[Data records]
[Start of section]
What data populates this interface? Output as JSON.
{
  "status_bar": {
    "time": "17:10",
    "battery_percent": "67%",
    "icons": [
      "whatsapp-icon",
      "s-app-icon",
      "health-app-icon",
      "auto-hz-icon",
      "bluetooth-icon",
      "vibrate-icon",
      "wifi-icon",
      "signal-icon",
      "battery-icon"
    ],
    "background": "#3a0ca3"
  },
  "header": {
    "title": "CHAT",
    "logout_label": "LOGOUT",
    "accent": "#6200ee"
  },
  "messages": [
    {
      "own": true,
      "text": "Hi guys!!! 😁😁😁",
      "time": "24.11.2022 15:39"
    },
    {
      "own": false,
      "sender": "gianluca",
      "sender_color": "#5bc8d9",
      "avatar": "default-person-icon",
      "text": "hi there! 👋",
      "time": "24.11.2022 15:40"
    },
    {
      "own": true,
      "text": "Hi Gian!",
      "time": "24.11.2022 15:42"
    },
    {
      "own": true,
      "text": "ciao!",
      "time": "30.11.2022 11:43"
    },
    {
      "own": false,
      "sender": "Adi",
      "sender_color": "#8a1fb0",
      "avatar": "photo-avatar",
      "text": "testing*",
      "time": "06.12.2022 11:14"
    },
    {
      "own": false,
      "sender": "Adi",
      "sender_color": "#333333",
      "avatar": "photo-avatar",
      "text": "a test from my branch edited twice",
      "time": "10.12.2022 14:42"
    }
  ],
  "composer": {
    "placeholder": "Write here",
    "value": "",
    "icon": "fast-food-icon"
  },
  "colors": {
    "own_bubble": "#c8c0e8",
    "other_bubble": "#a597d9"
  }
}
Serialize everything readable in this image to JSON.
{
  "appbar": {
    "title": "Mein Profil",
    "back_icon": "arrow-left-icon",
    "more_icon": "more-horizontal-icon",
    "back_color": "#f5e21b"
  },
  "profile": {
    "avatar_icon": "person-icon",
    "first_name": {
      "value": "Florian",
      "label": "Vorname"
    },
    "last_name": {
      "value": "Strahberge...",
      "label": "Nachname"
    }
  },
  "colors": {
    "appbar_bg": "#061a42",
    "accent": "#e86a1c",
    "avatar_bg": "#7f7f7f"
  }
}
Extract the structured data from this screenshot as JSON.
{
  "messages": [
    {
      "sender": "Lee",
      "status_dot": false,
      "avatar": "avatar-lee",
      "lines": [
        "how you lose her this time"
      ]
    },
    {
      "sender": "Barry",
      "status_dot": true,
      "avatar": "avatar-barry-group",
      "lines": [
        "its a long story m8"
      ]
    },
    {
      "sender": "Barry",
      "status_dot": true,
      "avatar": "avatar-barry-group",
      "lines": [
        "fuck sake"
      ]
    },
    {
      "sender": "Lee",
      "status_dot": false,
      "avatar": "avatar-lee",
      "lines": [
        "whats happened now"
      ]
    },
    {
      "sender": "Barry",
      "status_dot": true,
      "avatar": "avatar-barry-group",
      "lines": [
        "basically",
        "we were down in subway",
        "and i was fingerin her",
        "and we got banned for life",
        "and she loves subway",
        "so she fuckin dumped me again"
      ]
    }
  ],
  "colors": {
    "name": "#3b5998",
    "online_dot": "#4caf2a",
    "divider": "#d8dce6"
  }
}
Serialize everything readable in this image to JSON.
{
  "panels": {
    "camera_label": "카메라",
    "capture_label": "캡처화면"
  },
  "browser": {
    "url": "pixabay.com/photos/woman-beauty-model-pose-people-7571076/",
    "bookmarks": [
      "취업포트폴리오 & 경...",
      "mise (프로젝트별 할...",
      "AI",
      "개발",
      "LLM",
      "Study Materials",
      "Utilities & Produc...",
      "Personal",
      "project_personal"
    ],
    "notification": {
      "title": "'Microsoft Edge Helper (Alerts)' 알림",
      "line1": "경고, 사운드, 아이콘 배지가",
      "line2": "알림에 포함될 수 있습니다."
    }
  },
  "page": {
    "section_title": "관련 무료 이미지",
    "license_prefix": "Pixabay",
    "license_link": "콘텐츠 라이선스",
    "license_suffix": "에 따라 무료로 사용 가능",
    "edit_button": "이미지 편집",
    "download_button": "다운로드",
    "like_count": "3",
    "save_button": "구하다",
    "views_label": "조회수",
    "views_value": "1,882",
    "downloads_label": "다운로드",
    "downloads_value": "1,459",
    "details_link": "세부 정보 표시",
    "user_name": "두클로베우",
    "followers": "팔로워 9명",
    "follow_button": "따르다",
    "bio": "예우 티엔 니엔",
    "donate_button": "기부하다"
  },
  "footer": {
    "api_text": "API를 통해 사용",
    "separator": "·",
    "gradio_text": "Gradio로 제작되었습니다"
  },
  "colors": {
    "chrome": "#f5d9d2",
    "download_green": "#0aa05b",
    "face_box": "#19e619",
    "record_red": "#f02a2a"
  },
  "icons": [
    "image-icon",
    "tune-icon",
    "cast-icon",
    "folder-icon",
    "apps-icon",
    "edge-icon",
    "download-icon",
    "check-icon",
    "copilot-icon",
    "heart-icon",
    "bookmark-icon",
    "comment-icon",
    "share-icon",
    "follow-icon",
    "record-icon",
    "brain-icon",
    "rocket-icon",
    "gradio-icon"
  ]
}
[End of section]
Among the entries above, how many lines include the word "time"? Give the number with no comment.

Output
8